ASEAN NCAP explains why the Nissan Magnite didn't get five stars for safety

Late last year, Nissan surprised the Indonesian market when they launched the all-new Magnite. First revealed in India, the Magnite now serves as one of the brand's smallest crossovers, slotting below the Kicks.

Nissan says it's a global product, and other countries are about to get it soon. Recently, however, the ASEAN NCAP tested the Magnite, and it only acquired a 4-star safety rating. With most vehicles nowadays securing a perfect five-star rating, we were curious why the new crossover only managed to score 4 out of 5 stars.

Based on ASEAN NCAP's data, the Magnite delivered inconsistent adult occupant protection (AOP). In a frontal impact, there was a risk of chest injuries to the driver. Meanwhile, the front passenger has a lesser chance of incurring any harm to the chest. Thankfully, the side impact test went better. Both the driver and front passenger had adequate to good protection on their chest and head. The result was a front impact score of 12.87 out of 16.00 and a side impact test score of 15.22 out of 16.00.

However, the Magnite did not perform that well in child occupant protection (COP) as it only managed to score 31.96 points out of 49.00 points. The score for front impact COP was 7.82 out of 16.00. It did, however, score a perfect 8.00 points for side protection.

Why did Nissan Magnite only get 4 stars from ASEAN NCAP? image

When it comes to safety, the Magnite comes with the following as standard: anti-lock brakes, two airbags, electronic stability control, and seatbelt reminders for the front occupants. It might not be as loaded compared to other cars, but it comes with the necessary safety features.

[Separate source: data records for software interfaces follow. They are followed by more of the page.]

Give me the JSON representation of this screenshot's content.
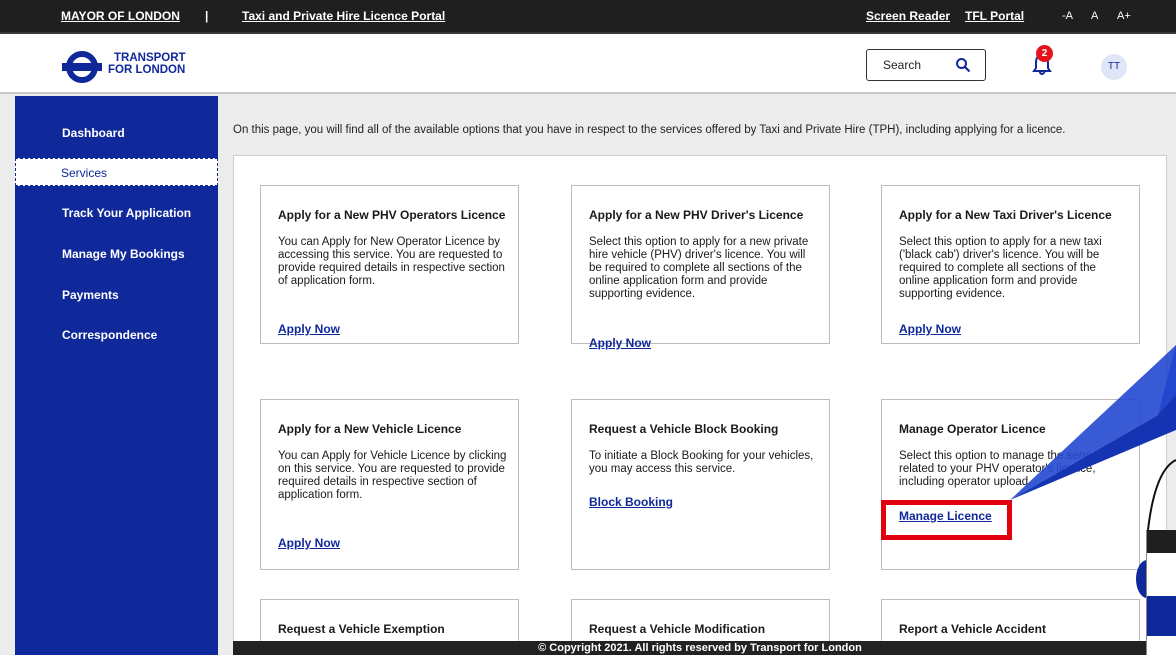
{
  "topbar": {
    "mayor": "MAYOR OF LONDON",
    "separator": "|",
    "portal": "Taxi and Private Hire Licence Portal",
    "screen_reader": "Screen Reader",
    "tfl_portal": "TFL Portal",
    "font_small": "-A",
    "font_normal": "A",
    "font_large": "A+"
  },
  "header": {
    "logo_line1": "TRANSPORT",
    "logo_line2": "FOR LONDON",
    "search_label": "Search",
    "notification_count": "2",
    "avatar_initials": "TT"
  },
  "sidebar": {
    "items": [
      {
        "label": "Dashboard"
      },
      {
        "label": "Services",
        "active": true
      },
      {
        "label": "Track Your Application"
      },
      {
        "label": "Manage My Bookings"
      },
      {
        "label": "Payments"
      },
      {
        "label": "Correspondence"
      }
    ]
  },
  "main": {
    "intro": "On this page, you will find all of the available options that you have in respect to the services offered by Taxi and Private Hire (TPH), including applying for a licence.",
    "cards": [
      {
        "title": "Apply for a New PHV Operators Licence",
        "desc": "You can Apply for New Operator Licence by accessing this service. You are requested to provide required details in respective section of application form.",
        "link": "Apply Now"
      },
      {
        "title": "Apply for a New PHV Driver's Licence",
        "desc": "Select this option to apply for a new private hire vehicle (PHV) driver's licence. You will be required to complete all sections of the online application form and provide supporting evidence.",
        "link": "Apply Now"
      },
      {
        "title": "Apply for a New Taxi Driver's Licence",
        "desc": "Select this option to apply for a new taxi ('black cab') driver's licence. You will be required to complete all sections of the online application form and provide supporting evidence.",
        "link": "Apply Now"
      },
      {
        "title": "Apply for a New Vehicle Licence",
        "desc": "You can Apply for Vehicle Licence by clicking on this service. You are requested to provide required details in respective section of application form.",
        "link": "Apply Now"
      },
      {
        "title": "Request a Vehicle Block Booking",
        "desc": "To initiate a Block Booking for your vehicles, you may access this service.",
        "link": "Block Booking"
      },
      {
        "title": "Manage Operator Licence",
        "desc": "Select this option to manage the services related to your PHV operator's licence, including operator upload.",
        "link": "Manage Licence"
      },
      {
        "title": "Request a Vehicle Exemption"
      },
      {
        "title": "Request a Vehicle Modification"
      },
      {
        "title": "Report a Vehicle Accident"
      }
    ]
  },
  "footer": {
    "copyright": "© Copyright 2021. All rights reserved by Transport for London"
  },
  "colors": {
    "brand_blue": "#10299a",
    "topbar": "#1f1f1f",
    "highlight_red": "#e00010",
    "badge_red": "#e5141c"
  }
}
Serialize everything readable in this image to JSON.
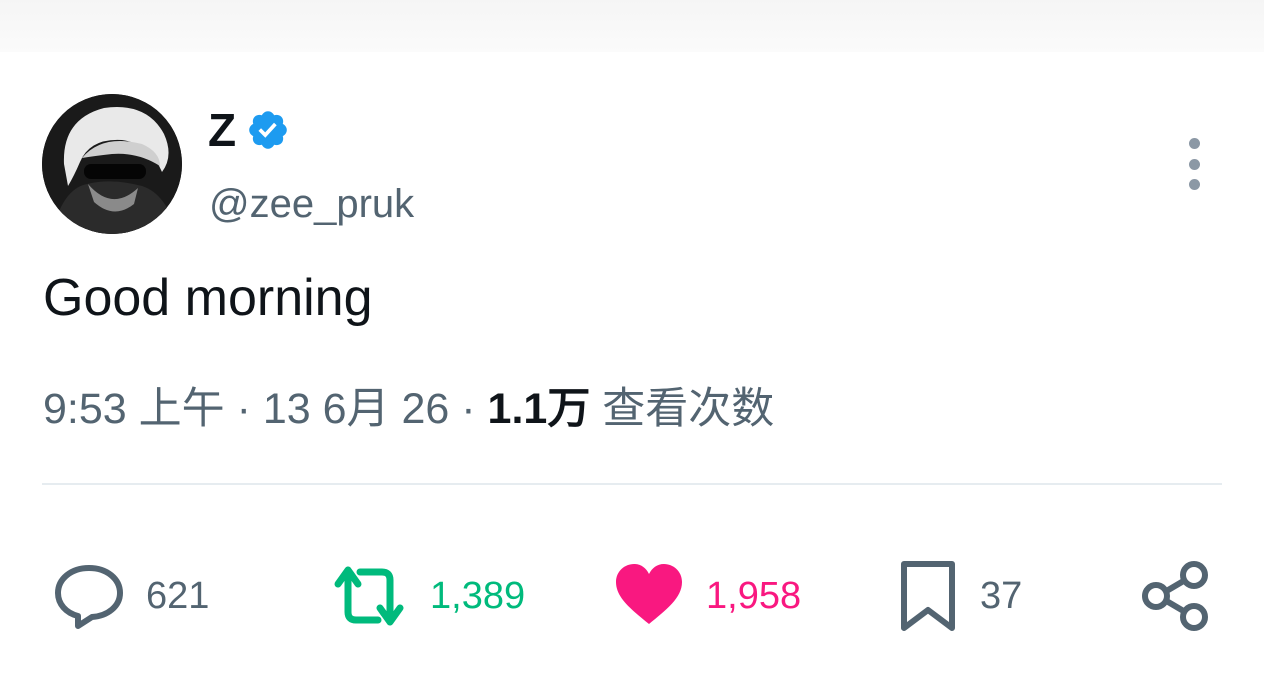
{
  "author": {
    "display_name": "Z",
    "handle": "@zee_pruk",
    "verified_icon": "verified-badge-icon"
  },
  "tweet": {
    "text": "Good morning",
    "time": "9:53 上午",
    "separator": " · ",
    "date": "13 6月 26",
    "views_count": "1.1万",
    "views_label": "查看次数"
  },
  "actions": {
    "reply": {
      "icon": "reply-icon",
      "count": "621"
    },
    "retweet": {
      "icon": "retweet-icon",
      "count": "1,389"
    },
    "like": {
      "icon": "heart-icon",
      "count": "1,958"
    },
    "bookmark": {
      "icon": "bookmark-icon",
      "count": "37"
    },
    "share": {
      "icon": "share-icon"
    }
  },
  "colors": {
    "verified": "#1d9bf0",
    "retweet": "#00ba7c",
    "like": "#f91880",
    "muted": "#536471",
    "text": "#0f1419"
  }
}
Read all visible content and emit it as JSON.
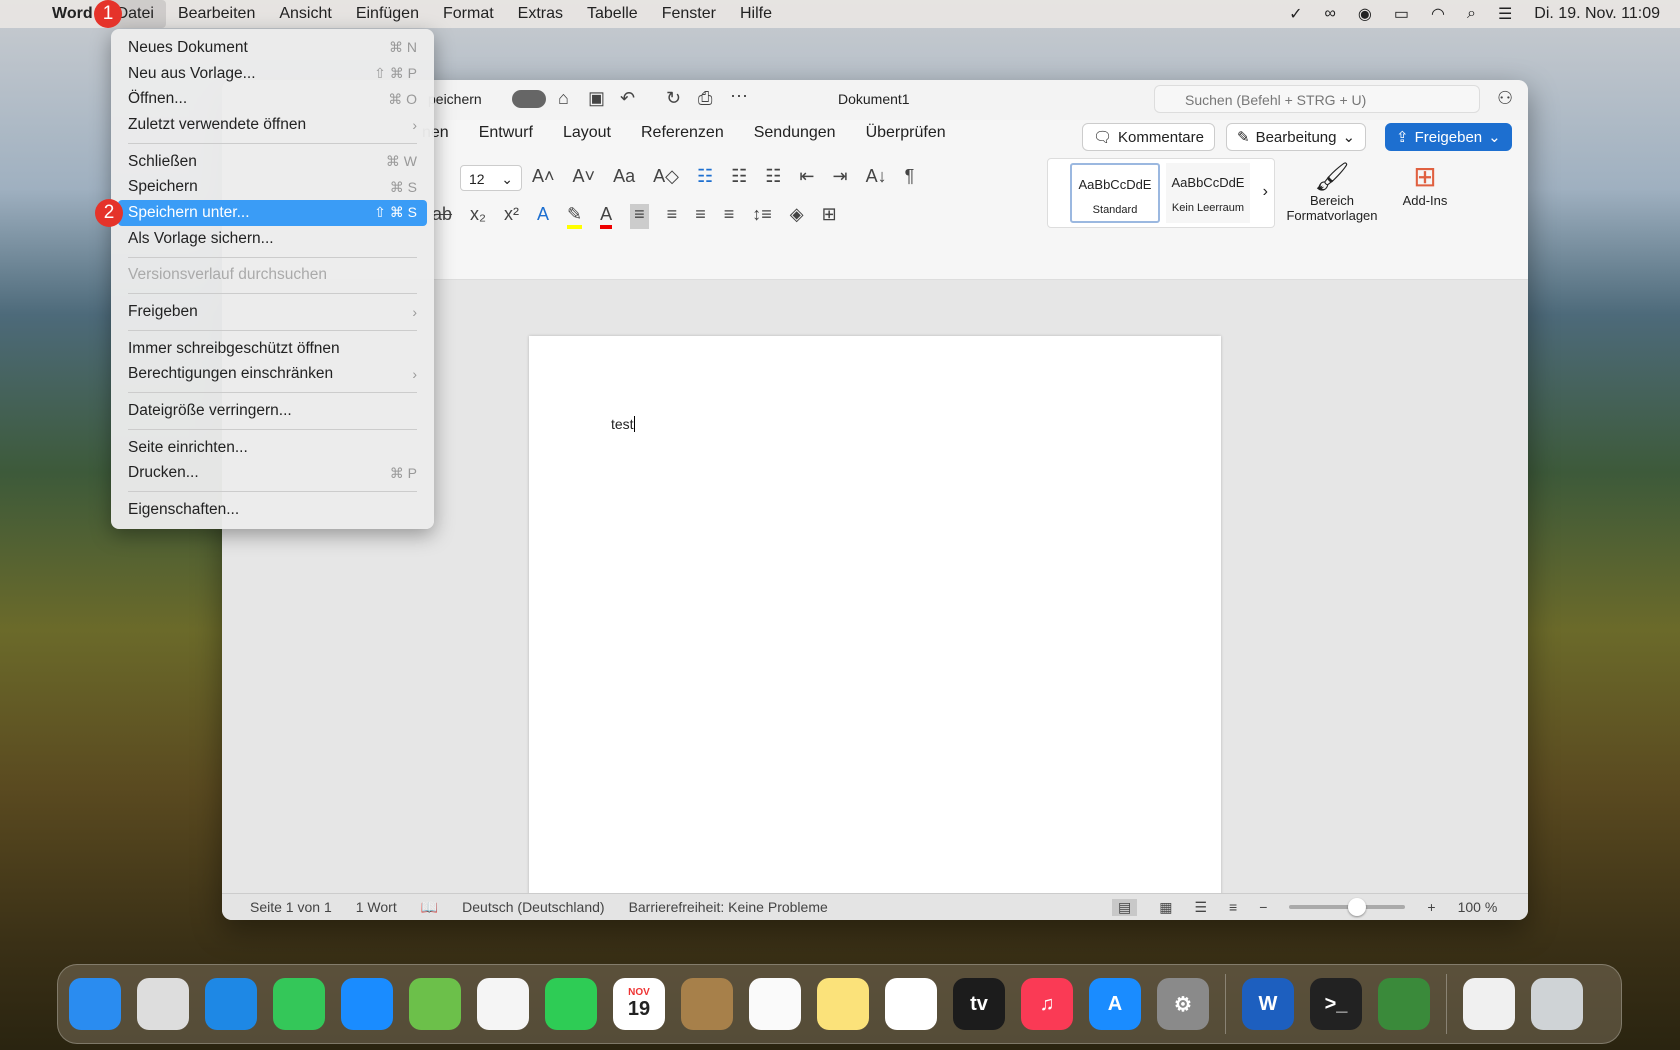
{
  "menubar": {
    "app": "Word",
    "items": [
      "Datei",
      "Bearbeiten",
      "Ansicht",
      "Einfügen",
      "Format",
      "Extras",
      "Tabelle",
      "Fenster",
      "Hilfe"
    ],
    "clock": "Di. 19. Nov.  11:09"
  },
  "badges": [
    "1",
    "2"
  ],
  "file_menu": [
    {
      "label": "Neues Dokument",
      "shortcut": "⌘ N"
    },
    {
      "label": "Neu aus Vorlage...",
      "shortcut": "⇧ ⌘ P"
    },
    {
      "label": "Öffnen...",
      "shortcut": "⌘ O"
    },
    {
      "label": "Zuletzt verwendete öffnen",
      "shortcut": "›"
    },
    {
      "sep": true
    },
    {
      "label": "Schließen",
      "shortcut": "⌘ W"
    },
    {
      "label": "Speichern",
      "shortcut": "⌘ S"
    },
    {
      "label": "Speichern unter...",
      "shortcut": "⇧ ⌘ S",
      "highlighted": true
    },
    {
      "label": "Als Vorlage sichern...",
      "shortcut": ""
    },
    {
      "sep": true
    },
    {
      "label": "Versionsverlauf durchsuchen",
      "shortcut": "",
      "disabled": true
    },
    {
      "sep": true
    },
    {
      "label": "Freigeben",
      "shortcut": "›"
    },
    {
      "sep": true
    },
    {
      "label": "Immer schreibgeschützt öffnen",
      "shortcut": ""
    },
    {
      "label": "Berechtigungen einschränken",
      "shortcut": "›"
    },
    {
      "sep": true
    },
    {
      "label": "Dateigröße verringern...",
      "shortcut": ""
    },
    {
      "sep": true
    },
    {
      "label": "Seite einrichten...",
      "shortcut": ""
    },
    {
      "label": "Drucken...",
      "shortcut": "⌘ P"
    },
    {
      "sep": true
    },
    {
      "label": "Eigenschaften...",
      "shortcut": ""
    }
  ],
  "window": {
    "autosave": "peichern",
    "title": "Dokument1",
    "search_placeholder": "Suchen (Befehl + STRG + U)",
    "tabs": [
      "nen",
      "Entwurf",
      "Layout",
      "Referenzen",
      "Sendungen",
      "Überprüfen"
    ],
    "comments": "Kommentare",
    "editing": "Bearbeitung",
    "share": "Freigeben",
    "font_size": "12",
    "styles": [
      "AaBbCcDdE",
      "AaBbCcDdE"
    ],
    "style_names": [
      "Standard",
      "Kein Leerraum"
    ],
    "styles_pane": "Bereich Formatvorlagen",
    "addins": "Add-Ins"
  },
  "document": {
    "text": "test"
  },
  "status": {
    "page": "Seite 1 von 1",
    "words": "1 Wort",
    "language": "Deutsch (Deutschland)",
    "accessibility": "Barrierefreiheit: Keine Probleme",
    "zoom": "100 %",
    "zoom_percent": 100
  },
  "dock": [
    {
      "name": "Finder",
      "color": "#2a8cf0"
    },
    {
      "name": "Launchpad",
      "color": "#ddd"
    },
    {
      "name": "Safari",
      "color": "#1e88e5"
    },
    {
      "name": "Nachrichten",
      "color": "#34c759"
    },
    {
      "name": "Mail",
      "color": "#1a8cff"
    },
    {
      "name": "Karten",
      "color": "#6cc04a"
    },
    {
      "name": "Fotos",
      "color": "#f5f5f5"
    },
    {
      "name": "FaceTime",
      "color": "#2ecc55"
    },
    {
      "name": "Kalender",
      "color": "#fff",
      "label": "19",
      "month": "NOV"
    },
    {
      "name": "Kontakte",
      "color": "#a7804a"
    },
    {
      "name": "Erinnerungen",
      "color": "#fafafa"
    },
    {
      "name": "Notizen",
      "color": "#fbe27a"
    },
    {
      "name": "Freeform",
      "color": "#fff"
    },
    {
      "name": "TV",
      "color": "#1c1c1c",
      "label": "tv"
    },
    {
      "name": "Musik",
      "color": "#fa3a55",
      "label": "♫"
    },
    {
      "name": "App Store",
      "color": "#1a8cff",
      "label": "A"
    },
    {
      "name": "Systemeinstellungen",
      "color": "#8a8a8a",
      "label": "⚙"
    },
    {
      "sep": true
    },
    {
      "name": "Word",
      "color": "#1d5fbf",
      "label": "W"
    },
    {
      "name": "Terminal",
      "color": "#222",
      "label": ">_"
    },
    {
      "name": "KeePass",
      "color": "#3a8a3a"
    },
    {
      "sep": true
    },
    {
      "name": "Dokument",
      "color": "#f0f0f0"
    },
    {
      "name": "Papierkorb",
      "color": "#cfd3d6"
    }
  ]
}
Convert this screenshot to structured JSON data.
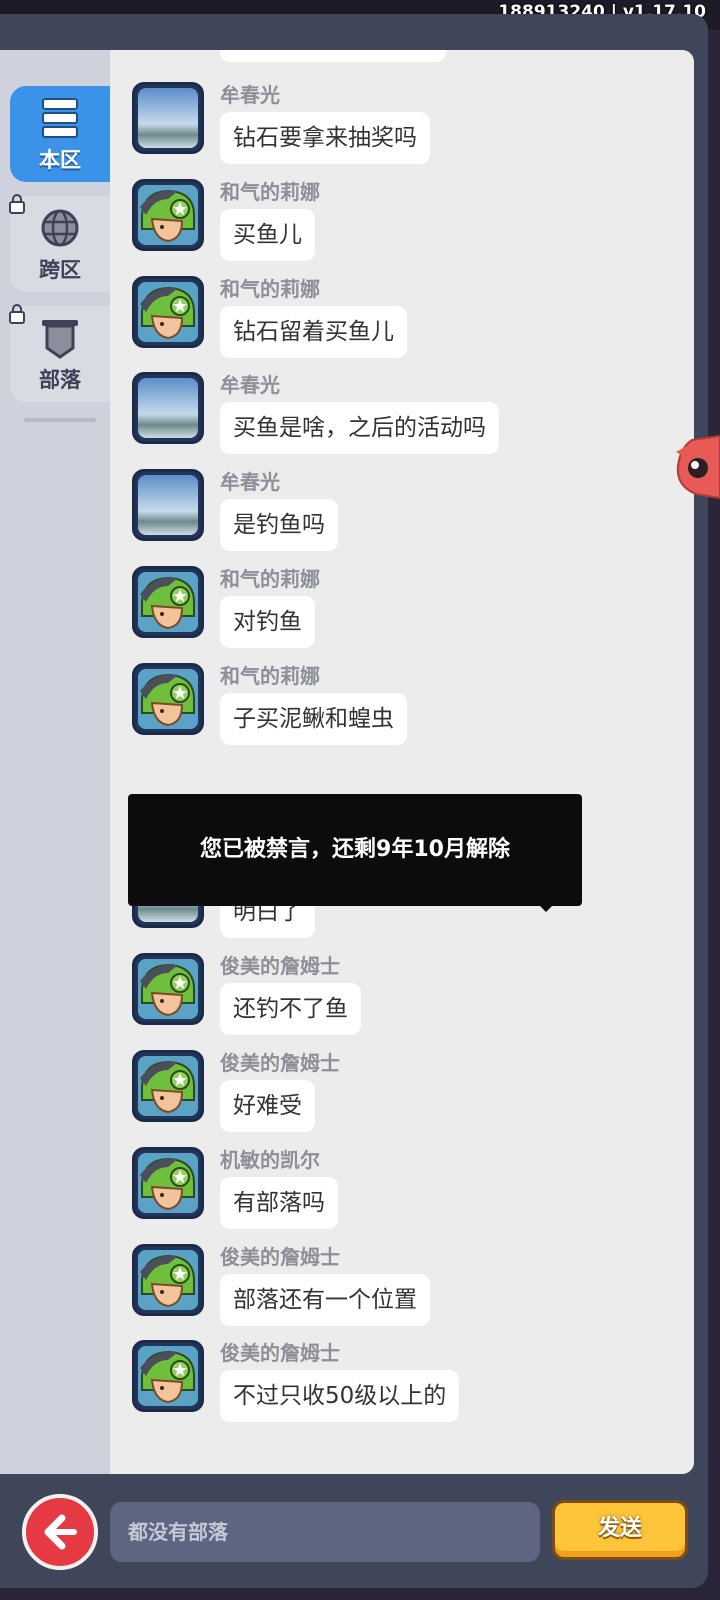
{
  "version": "188913240 | v1.17.10",
  "sidebar": {
    "tabs": [
      {
        "label": "本区",
        "icon": "server-list-icon",
        "active": true,
        "locked": false
      },
      {
        "label": "跨区",
        "icon": "globe-icon",
        "active": false,
        "locked": true
      },
      {
        "label": "部落",
        "icon": "shield-banner-icon",
        "active": false,
        "locked": true
      }
    ]
  },
  "messages": [
    {
      "user": "牟春光",
      "text": "钻石要拿来抽奖吗",
      "avatar": "sky"
    },
    {
      "user": "和气的莉娜",
      "text": "买鱼儿",
      "avatar": "hero"
    },
    {
      "user": "和气的莉娜",
      "text": "钻石留着买鱼儿",
      "avatar": "hero"
    },
    {
      "user": "牟春光",
      "text": "买鱼是啥，之后的活动吗",
      "avatar": "sky"
    },
    {
      "user": "牟春光",
      "text": "是钓鱼吗",
      "avatar": "sky"
    },
    {
      "user": "和气的莉娜",
      "text": "对钓鱼",
      "avatar": "hero"
    },
    {
      "user": "和气的莉娜",
      "text": "子买泥鳅和蝗虫",
      "avatar": "hero"
    },
    {
      "user": "牟春光",
      "text": "明白了",
      "avatar": "sky"
    },
    {
      "user": "俊美的詹姆士",
      "text": "还钓不了鱼",
      "avatar": "hero"
    },
    {
      "user": "俊美的詹姆士",
      "text": "好难受",
      "avatar": "hero"
    },
    {
      "user": "机敏的凯尔",
      "text": "有部落吗",
      "avatar": "hero"
    },
    {
      "user": "俊美的詹姆士",
      "text": "部落还有一个位置",
      "avatar": "hero"
    },
    {
      "user": "俊美的詹姆士",
      "text": "不过只收50级以上的",
      "avatar": "hero"
    }
  ],
  "toast": "您已被禁言，还剩9年10月解除",
  "input": {
    "placeholder": "都没有部落",
    "value": ""
  },
  "send_label": "发送",
  "colors": {
    "active_tab": "#3a93e8",
    "send_button": "#ffc53a",
    "back_button": "#e53a43",
    "toast_bg": "#0c0c0e"
  }
}
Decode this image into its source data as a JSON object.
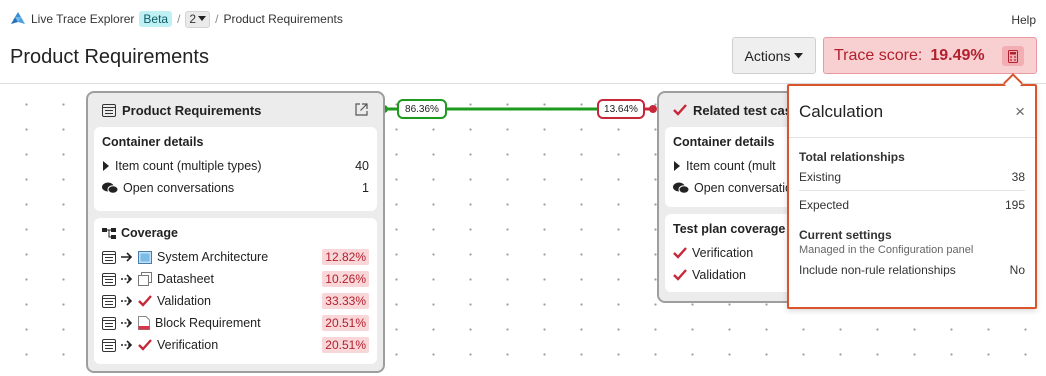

Still, four out of five stars is a decent showing. If the Magnite can provide adequate safety in a medium-speed offset impact, it should keep you unharmed in lower-speed crashes. Of course, Nissan won't take this result sitting down. That means we can expect it to get more safety-related upgrades down the line.